Saturday, March 24, 2007
Would it surprise anyone at all that Dr. Michael Egnor, the Discovery Institute's favorite surgeon for performing brain removals, warmed up for that gig by practicing some unsolicited, long-distance, politically-motivated, secondhand malpractice on Teri Schiavo?
In some ways worse than Bill Frist (who did the medical profession and the sick people of Tennessee a great favor by becoming a senator, even if the country as a whole couldn't say the same), Egnor persisted in misdiagnosing Ms. Schiavo as merely "a handicapped person," even after the autopsy results were in and it was clear to any sentient observer that Ms. Schiavo had died years before and all that had been left was a sad husk.
With all the honesty and attention to facts that we have recently come to expect from Dr. Egnor, he wrote a letter that appeared in the New York Times in June, 2005 that focused on how it was being touted in the media that the report stated that Ms. Schiavo "was probably blind" when she died. Actually, the report said that there was "hypoxic damage and neuronal loss in her occipital lobes which indicates cortical blindness." That's only a detail, of course, but isn't attention to detail something you might just want in a brain surgeon?
More egregious was his attempt to smear the people who brought attention to that part of the report:
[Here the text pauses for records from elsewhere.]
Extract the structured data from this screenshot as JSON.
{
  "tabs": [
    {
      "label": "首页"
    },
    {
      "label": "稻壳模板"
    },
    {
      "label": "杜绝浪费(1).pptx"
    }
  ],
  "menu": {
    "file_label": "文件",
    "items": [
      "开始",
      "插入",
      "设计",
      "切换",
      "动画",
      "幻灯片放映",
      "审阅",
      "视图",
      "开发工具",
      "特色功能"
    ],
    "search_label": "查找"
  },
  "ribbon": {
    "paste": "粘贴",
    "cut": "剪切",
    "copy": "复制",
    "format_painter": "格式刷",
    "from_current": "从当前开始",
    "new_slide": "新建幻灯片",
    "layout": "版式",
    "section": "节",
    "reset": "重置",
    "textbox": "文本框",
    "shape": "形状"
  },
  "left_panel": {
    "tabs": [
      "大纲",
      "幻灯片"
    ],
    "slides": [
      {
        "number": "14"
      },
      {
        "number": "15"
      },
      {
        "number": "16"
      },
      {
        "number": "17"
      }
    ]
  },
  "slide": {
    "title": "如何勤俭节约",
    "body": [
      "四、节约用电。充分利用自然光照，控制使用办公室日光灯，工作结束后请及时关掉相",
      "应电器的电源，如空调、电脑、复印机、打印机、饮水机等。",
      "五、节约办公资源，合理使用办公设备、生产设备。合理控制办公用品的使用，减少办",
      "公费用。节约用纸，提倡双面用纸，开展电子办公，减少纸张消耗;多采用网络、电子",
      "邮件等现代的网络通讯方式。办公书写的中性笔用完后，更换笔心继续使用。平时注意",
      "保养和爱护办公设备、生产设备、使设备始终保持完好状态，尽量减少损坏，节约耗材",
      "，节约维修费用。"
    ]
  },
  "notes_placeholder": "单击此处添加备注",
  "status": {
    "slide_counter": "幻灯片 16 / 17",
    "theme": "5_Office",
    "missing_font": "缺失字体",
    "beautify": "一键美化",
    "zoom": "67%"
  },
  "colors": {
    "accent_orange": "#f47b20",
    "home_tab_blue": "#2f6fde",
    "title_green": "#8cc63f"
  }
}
Supporters of the decision to starve her to death have hailed this finding as bolstering their argument that withdrawal of her feeding tube was ethical.I certainly do not remember anyone making that claim. In fact, the question of whether or not she could see was important only because Teri Shiavo's parents had been proclaiming that she could see and that was proof that she wasn't in a persistent vegetative state. In a monumental abuse of his power, Egnor's fellow spiritualist practitioner, Senator Frist, took to the Senate floor to issue a "diagnosis" of Shiavo as not being brain dead because, after watching a whole hour of videos of her, carefully selected by her parents, he could tell that "She certainly seems to respond to visual stimuli."
Thus, the real point of emphasizing that the vision centers in her brain were dead and gone was to demonstrate that idiots with more in the way of a political agenda than medical ethics can make fools of themselves before what is supposedly the greatest deliberative body in the world.
In an excruciating display of irony, Dr. Egnor said of the supporters of the concept that these decisions should be made by patients, their next of kin and their doctors:
Their reasoning is hard to follow.